Are you a pioneer of your industry, or do you just settle in after everyone else?

I attended a conference recently and someone made the comment: “Pioneers take the most arrows but also get the best land.”

This really made me think; we all believe that we are different, but do we risk what it takes to be a true pioneer? What is the right approach to marketing and business? How can we know? How would our businesses look if we did?

When marketing our businesses, we have the option to either “define our industry or be defined BY our industry.” While this—for many—is marketing 101, whenever I ask someone the difference between them and their competitors, 99% of them say “Our service.” My bet is that if I asked all of their competitors, they’d pretty much all say the same.

The fact is that in today’s economy we all work diligently to ensure a great customer experience. We have wins and losses, but at the end of the day, more clients are generally happy with us than dissatisfied.

I have found that in our business, being a true pioneer means doing things differently. This means different approaches to selling, servicing clients, invoicing procedures, project management, communication, and promotion of our clients.

At goBRANDgo!, we have a core philosophy of “Failing Forward.” This philosophy means that we always try and push the envelope by trying and testing new procedures, ideas, and methodologies. We have found or success in this philosophy to range from utter failure to redefinition of market best practices. This redefinition of best practices makes us a pioneer. Many times, however, we don’t see what we’re doing as pioneering until we have had the opportunity to fail, tweak, and try again.

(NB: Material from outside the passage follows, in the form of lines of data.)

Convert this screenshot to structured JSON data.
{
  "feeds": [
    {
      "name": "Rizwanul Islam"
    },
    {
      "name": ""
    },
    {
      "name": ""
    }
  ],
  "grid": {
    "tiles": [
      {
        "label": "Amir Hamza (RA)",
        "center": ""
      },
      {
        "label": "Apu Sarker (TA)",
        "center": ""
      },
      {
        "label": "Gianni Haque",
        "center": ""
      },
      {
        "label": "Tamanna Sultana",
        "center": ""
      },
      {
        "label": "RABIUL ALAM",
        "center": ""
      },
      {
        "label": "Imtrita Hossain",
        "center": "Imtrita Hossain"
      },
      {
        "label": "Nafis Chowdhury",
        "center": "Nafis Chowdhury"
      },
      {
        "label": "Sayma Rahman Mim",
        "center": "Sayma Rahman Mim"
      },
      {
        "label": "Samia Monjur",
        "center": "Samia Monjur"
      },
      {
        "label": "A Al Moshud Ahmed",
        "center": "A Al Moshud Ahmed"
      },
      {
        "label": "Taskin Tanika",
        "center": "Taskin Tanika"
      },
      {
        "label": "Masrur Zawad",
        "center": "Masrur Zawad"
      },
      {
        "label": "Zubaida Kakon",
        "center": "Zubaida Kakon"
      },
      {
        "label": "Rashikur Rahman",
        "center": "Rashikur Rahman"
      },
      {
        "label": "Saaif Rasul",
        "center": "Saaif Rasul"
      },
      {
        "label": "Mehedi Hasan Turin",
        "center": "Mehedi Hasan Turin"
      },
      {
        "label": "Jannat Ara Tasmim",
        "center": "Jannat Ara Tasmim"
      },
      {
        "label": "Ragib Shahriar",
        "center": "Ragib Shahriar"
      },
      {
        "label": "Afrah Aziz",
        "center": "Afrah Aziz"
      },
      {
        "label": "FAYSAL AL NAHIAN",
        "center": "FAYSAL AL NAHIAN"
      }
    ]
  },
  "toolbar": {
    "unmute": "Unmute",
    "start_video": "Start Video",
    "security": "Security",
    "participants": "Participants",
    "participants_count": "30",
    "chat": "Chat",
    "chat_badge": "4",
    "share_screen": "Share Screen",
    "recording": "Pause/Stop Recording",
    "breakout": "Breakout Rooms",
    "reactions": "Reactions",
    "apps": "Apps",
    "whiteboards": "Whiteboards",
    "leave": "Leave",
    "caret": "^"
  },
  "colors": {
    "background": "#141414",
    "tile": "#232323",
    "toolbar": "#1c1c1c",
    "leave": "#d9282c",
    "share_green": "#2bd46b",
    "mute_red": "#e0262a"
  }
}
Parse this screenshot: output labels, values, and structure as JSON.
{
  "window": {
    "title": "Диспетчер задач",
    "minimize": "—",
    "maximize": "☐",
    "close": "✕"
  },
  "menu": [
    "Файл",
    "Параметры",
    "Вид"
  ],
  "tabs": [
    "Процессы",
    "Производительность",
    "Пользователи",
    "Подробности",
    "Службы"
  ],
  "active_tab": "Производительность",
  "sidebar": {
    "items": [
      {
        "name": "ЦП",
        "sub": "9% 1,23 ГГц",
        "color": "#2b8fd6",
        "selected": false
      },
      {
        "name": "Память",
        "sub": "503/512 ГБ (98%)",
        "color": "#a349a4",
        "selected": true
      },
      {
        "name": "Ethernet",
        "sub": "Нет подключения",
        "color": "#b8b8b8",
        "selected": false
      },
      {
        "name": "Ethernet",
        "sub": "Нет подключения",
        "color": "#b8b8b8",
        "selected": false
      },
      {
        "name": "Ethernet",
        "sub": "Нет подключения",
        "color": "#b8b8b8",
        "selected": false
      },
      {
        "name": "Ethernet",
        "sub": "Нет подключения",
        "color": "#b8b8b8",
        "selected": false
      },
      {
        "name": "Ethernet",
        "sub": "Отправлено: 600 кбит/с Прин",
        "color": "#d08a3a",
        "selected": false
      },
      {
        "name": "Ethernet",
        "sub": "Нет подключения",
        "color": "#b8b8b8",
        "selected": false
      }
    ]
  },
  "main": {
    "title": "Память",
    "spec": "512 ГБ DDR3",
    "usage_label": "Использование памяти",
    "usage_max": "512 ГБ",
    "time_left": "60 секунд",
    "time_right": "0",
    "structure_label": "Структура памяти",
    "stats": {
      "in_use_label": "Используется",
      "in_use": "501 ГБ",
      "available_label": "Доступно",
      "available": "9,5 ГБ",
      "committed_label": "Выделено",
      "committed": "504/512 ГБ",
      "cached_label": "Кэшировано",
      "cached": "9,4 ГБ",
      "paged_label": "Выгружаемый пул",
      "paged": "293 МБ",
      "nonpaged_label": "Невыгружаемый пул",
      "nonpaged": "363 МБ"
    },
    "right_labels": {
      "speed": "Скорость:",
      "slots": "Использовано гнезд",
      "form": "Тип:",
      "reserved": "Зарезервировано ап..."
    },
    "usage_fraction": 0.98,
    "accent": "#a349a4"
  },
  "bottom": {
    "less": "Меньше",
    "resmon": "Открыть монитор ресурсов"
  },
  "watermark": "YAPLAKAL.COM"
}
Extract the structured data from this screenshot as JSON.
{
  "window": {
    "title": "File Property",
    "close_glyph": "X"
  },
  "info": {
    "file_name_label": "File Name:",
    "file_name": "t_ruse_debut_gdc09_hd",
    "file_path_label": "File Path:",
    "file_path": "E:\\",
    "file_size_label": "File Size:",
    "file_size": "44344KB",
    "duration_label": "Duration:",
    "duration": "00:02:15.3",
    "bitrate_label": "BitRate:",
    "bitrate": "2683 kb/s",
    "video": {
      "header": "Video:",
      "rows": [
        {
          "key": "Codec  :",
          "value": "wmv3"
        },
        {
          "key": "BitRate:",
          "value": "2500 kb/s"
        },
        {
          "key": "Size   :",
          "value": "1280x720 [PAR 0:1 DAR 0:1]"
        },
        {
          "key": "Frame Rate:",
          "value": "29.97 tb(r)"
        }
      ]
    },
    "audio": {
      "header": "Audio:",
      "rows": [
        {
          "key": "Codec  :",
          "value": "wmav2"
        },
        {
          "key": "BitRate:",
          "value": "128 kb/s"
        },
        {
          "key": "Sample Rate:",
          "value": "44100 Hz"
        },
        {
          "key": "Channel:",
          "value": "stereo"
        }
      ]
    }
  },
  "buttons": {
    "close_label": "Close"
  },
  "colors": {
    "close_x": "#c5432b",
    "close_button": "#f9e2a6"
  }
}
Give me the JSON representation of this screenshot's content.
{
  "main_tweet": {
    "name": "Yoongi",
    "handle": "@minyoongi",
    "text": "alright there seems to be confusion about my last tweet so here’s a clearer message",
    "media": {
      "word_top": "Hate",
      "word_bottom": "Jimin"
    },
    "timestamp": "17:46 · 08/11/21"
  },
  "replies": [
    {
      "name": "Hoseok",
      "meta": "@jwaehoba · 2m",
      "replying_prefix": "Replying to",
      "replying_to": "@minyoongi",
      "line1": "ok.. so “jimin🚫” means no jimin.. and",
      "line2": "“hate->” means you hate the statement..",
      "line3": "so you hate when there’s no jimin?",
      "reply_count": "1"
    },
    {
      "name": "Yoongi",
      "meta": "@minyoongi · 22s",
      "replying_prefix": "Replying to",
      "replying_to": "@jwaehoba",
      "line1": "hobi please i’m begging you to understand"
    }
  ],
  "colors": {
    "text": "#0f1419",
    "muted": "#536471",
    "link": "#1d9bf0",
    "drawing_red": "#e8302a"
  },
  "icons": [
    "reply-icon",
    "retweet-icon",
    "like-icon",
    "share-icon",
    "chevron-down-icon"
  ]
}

Pioneers have to take risks. This means you have to try things that may not work. You may upset customers, lose money, fail…but failing forward allows us to find the small nuances of marketing that define us and to define the market place differently than others around us.

The settler lets others define best practices and just follows behind, keeps their head down and grows slowly. This mentality is fine for a lot of business people because with low risk tolerance. I have found that these companies are not innovators or leaders, but rather followers and gatherers. Don’t get me wrong, I have nothing against these people, I just don’t want to be one. I guess I never really liked playing by other people’s rules.

How do you approach the marketplace. Are you a true innovator—a Pioneer? Or do you want to be a Pioneer, but can’t bring yourself to take the risks needed? I will challenge you that true growth, learning, and market dominance can only happen when we let go of our fears and push to fail forward.